Exercise input section start
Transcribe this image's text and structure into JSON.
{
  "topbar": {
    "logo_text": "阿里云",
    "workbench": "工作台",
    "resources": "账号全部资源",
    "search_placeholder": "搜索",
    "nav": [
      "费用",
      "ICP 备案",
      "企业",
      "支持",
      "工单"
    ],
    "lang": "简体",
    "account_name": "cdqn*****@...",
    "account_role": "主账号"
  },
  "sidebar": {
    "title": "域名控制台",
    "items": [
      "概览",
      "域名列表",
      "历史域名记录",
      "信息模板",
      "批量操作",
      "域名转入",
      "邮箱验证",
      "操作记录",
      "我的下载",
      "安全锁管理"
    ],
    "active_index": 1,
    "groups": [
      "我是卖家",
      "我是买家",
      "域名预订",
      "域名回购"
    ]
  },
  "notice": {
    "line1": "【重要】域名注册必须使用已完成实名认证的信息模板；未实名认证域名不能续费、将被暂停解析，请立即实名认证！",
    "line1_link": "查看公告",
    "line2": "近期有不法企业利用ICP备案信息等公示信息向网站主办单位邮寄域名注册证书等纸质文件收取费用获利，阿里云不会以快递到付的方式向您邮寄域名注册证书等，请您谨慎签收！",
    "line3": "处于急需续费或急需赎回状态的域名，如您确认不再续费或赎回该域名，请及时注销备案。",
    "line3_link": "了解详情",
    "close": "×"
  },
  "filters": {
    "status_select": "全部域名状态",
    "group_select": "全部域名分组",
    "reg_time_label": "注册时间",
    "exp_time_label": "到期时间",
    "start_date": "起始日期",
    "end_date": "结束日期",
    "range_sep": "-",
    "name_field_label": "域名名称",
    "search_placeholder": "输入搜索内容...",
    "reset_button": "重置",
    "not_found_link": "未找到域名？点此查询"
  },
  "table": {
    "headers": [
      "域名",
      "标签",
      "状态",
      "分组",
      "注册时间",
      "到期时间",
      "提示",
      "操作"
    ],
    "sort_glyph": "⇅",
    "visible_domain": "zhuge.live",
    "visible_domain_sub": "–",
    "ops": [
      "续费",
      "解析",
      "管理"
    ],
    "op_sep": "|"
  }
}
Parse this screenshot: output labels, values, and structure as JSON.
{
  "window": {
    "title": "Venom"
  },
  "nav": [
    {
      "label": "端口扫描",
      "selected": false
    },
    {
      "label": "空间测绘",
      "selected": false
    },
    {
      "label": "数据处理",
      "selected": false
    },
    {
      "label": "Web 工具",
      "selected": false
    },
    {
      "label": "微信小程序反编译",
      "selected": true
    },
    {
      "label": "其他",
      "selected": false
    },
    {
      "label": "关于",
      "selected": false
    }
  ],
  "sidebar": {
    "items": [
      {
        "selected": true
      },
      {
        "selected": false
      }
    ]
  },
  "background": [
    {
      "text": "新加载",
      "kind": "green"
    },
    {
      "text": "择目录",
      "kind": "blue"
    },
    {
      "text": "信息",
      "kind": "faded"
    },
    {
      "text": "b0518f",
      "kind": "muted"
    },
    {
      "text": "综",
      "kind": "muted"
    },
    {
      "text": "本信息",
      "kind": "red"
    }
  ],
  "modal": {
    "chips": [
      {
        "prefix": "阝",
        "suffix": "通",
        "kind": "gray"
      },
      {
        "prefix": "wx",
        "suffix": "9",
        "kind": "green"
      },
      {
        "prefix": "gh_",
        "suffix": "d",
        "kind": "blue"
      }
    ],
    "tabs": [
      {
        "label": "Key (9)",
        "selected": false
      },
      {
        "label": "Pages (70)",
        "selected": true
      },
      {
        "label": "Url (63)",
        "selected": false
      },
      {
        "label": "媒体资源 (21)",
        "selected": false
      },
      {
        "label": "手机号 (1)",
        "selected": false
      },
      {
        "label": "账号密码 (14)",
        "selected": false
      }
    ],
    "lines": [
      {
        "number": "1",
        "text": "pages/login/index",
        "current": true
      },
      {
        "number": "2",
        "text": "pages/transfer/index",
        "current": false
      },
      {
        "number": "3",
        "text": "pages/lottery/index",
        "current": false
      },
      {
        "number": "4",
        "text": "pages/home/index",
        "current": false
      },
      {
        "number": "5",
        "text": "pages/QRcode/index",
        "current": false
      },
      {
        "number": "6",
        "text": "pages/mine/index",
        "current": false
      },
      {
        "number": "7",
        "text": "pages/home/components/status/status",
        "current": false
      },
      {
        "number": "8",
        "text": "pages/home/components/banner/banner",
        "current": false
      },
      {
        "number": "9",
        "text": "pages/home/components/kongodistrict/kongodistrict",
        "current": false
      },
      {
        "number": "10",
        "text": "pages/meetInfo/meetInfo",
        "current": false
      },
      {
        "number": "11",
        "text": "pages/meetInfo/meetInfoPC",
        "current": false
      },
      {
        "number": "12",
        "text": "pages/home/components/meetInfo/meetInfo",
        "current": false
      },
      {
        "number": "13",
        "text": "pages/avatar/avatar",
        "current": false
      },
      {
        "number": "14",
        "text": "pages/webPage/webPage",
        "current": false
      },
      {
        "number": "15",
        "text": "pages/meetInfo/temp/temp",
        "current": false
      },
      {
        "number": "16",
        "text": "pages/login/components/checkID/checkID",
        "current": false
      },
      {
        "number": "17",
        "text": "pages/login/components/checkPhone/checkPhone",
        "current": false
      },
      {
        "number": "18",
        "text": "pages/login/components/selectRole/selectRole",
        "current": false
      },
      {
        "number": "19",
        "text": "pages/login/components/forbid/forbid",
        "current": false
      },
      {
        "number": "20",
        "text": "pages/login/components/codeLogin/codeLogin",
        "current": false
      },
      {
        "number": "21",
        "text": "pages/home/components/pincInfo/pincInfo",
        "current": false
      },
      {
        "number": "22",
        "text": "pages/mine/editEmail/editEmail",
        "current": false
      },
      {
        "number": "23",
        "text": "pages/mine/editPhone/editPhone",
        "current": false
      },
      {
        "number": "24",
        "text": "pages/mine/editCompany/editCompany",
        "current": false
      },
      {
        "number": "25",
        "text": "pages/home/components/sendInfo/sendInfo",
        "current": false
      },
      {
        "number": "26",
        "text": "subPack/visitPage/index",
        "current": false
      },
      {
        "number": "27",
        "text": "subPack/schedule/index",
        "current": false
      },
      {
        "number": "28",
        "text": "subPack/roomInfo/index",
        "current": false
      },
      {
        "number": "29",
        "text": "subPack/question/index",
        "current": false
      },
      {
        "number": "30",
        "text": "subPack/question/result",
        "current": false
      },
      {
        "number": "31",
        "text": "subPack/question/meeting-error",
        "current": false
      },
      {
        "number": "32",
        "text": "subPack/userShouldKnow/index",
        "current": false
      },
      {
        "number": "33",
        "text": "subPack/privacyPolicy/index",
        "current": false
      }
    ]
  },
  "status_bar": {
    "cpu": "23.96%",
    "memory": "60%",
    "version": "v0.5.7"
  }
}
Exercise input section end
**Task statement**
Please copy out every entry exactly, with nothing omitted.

**Written answer**
Transcribe this image's text and structure into JSON.
{
  "topbar": {
    "logo_text": "阿里云",
    "workbench": "工作台",
    "resources": "账号全部资源",
    "search_placeholder": "搜索",
    "nav": [
      "费用",
      "ICP 备案",
      "企业",
      "支持",
      "工单"
    ],
    "lang": "简体",
    "account_name": "cdqn*****@...",
    "account_role": "主账号"
  },
  "sidebar": {
    "title": "域名控制台",
    "items": [
      "概览",
      "域名列表",
      "历史域名记录",
      "信息模板",
      "批量操作",
      "域名转入",
      "邮箱验证",
      "操作记录",
      "我的下载",
      "安全锁管理"
    ],
    "active_index": 1,
    "groups": [
      "我是卖家",
      "我是买家",
      "域名预订",
      "域名回购"
    ]
  },
  "notice": {
    "line1": "【重要】域名注册必须使用已完成实名认证的信息模板；未实名认证域名不能续费、将被暂停解析，请立即实名认证！",
    "line1_link": "查看公告",
    "line2": "近期有不法企业利用ICP备案信息等公示信息向网站主办单位邮寄域名注册证书等纸质文件收取费用获利，阿里云不会以快递到付的方式向您邮寄域名注册证书等，请您谨慎签收！",
    "line3": "处于急需续费或急需赎回状态的域名，如您确认不再续费或赎回该域名，请及时注销备案。",
    "line3_link": "了解详情",
    "close": "×"
  },
  "filters": {
    "status_select": "全部域名状态",
    "group_select": "全部域名分组",
    "reg_time_label": "注册时间",
    "exp_time_label": "到期时间",
    "start_date": "起始日期",
    "end_date": "结束日期",
    "range_sep": "-",
    "name_field_label": "域名名称",
    "search_placeholder": "输入搜索内容...",
    "reset_button": "重置",
    "not_found_link": "未找到域名？点此查询"
  },
  "table": {
    "headers": [
      "域名",
      "标签",
      "状态",
      "分组",
      "注册时间",
      "到期时间",
      "提示",
      "操作"
    ],
    "sort_glyph": "⇅",
    "visible_domain": "zhuge.live",
    "visible_domain_sub": "–",
    "ops": [
      "续费",
      "解析",
      "管理"
    ],
    "op_sep": "|"
  }
}
Parse this screenshot: output labels, values, and structure as JSON.
{
  "window": {
    "title": "Venom"
  },
  "nav": [
    {
      "label": "端口扫描",
      "selected": false
    },
    {
      "label": "空间测绘",
      "selected": false
    },
    {
      "label": "数据处理",
      "selected": false
    },
    {
      "label": "Web 工具",
      "selected": false
    },
    {
      "label": "微信小程序反编译",
      "selected": true
    },
    {
      "label": "其他",
      "selected": false
    },
    {
      "label": "关于",
      "selected": false
    }
  ],
  "sidebar": {
    "items": [
      {
        "selected": true
      },
      {
        "selected": false
      }
    ]
  },
  "background": [
    {
      "text": "新加载",
      "kind": "green"
    },
    {
      "text": "择目录",
      "kind": "blue"
    },
    {
      "text": "信息",
      "kind": "faded"
    },
    {
      "text": "b0518f",
      "kind": "muted"
    },
    {
      "text": "综",
      "kind": "muted"
    },
    {
      "text": "本信息",
      "kind": "red"
    }
  ],
  "modal": {
    "chips": [
      {
        "prefix": "阝",
        "suffix": "通",
        "kind": "gray"
      },
      {
        "prefix": "wx",
        "suffix": "9",
        "kind": "green"
      },
      {
        "prefix": "gh_",
        "suffix": "d",
        "kind": "blue"
      }
    ],
    "tabs": [
      {
        "label": "Key (9)",
        "selected": false
      },
      {
        "label": "Pages (70)",
        "selected": true
      },
      {
        "label": "Url (63)",
        "selected": false
      },
      {
        "label": "媒体资源 (21)",
        "selected": false
      },
      {
        "label": "手机号 (1)",
        "selected": false
      },
      {
        "label": "账号密码 (14)",
        "selected": false
      }
    ],
    "lines": [
      {
        "number": "1",
        "text": "pages/login/index",
        "current": true
      },
      {
        "number": "2",
        "text": "pages/transfer/index",
        "current": false
      },
      {
        "number": "3",
        "text": "pages/lottery/index",
        "current": false
      },
      {
        "number": "4",
        "text": "pages/home/index",
        "current": false
      },
      {
        "number": "5",
        "text": "pages/QRcode/index",
        "current": false
      },
      {
        "number": "6",
        "text": "pages/mine/index",
        "current": false
      },
      {
        "number": "7",
        "text": "pages/home/components/status/status",
        "current": false
      },
      {
        "number": "8",
        "text": "pages/home/components/banner/banner",
        "current": false
      },
      {
        "number": "9",
        "text": "pages/home/components/kongodistrict/kongodistrict",
        "current": false
      },
      {
        "number": "10",
        "text": "pages/meetInfo/meetInfo",
        "current": false
      },
      {
        "number": "11",
        "text": "pages/meetInfo/meetInfoPC",
        "current": false
      },
      {
        "number": "12",
        "text": "pages/home/components/meetInfo/meetInfo",
        "current": false
      },
      {
        "number": "13",
        "text": "pages/avatar/avatar",
        "current": false
      },
      {
        "number": "14",
        "text": "pages/webPage/webPage",
        "current": false
      },
      {
        "number": "15",
        "text": "pages/meetInfo/temp/temp",
        "current": false
      },
      {
        "number": "16",
        "text": "pages/login/components/checkID/checkID",
        "current": false
      },
      {
        "number": "17",
        "text": "pages/login/components/checkPhone/checkPhone",
        "current": false
      },
      {
        "number": "18",
        "text": "pages/login/components/selectRole/selectRole",
        "current": false
      },
      {
        "number": "19",
        "text": "pages/login/components/forbid/forbid",
        "current": false
      },
      {
        "number": "20",
        "text": "pages/login/components/codeLogin/codeLogin",
        "current": false
      },
      {
        "number": "21",
        "text": "pages/home/components/pincInfo/pincInfo",
        "current": false
      },
      {
        "number": "22",
        "text": "pages/mine/editEmail/editEmail",
        "current": false
      },
      {
        "number": "23",
        "text": "pages/mine/editPhone/editPhone",
        "current": false
      },
      {
        "number": "24",
        "text": "pages/mine/editCompany/editCompany",
        "current": false
      },
      {
        "number": "25",
        "text": "pages/home/components/sendInfo/sendInfo",
        "current": false
      },
      {
        "number": "26",
        "text": "subPack/visitPage/index",
        "current": false
      },
      {
        "number": "27",
        "text": "subPack/schedule/index",
        "current": false
      },
      {
        "number": "28",
        "text": "subPack/roomInfo/index",
        "current": false
      },
      {
        "number": "29",
        "text": "subPack/question/index",
        "current": false
      },
      {
        "number": "30",
        "text": "subPack/question/result",
        "current": false
      },
      {
        "number": "31",
        "text": "subPack/question/meeting-error",
        "current": false
      },
      {
        "number": "32",
        "text": "subPack/userShouldKnow/index",
        "current": false
      },
      {
        "number": "33",
        "text": "subPack/privacyPolicy/index",
        "current": false
      }
    ]
  },
  "status_bar": {
    "cpu": "23.96%",
    "memory": "60%",
    "version": "v0.5.7"
  }
}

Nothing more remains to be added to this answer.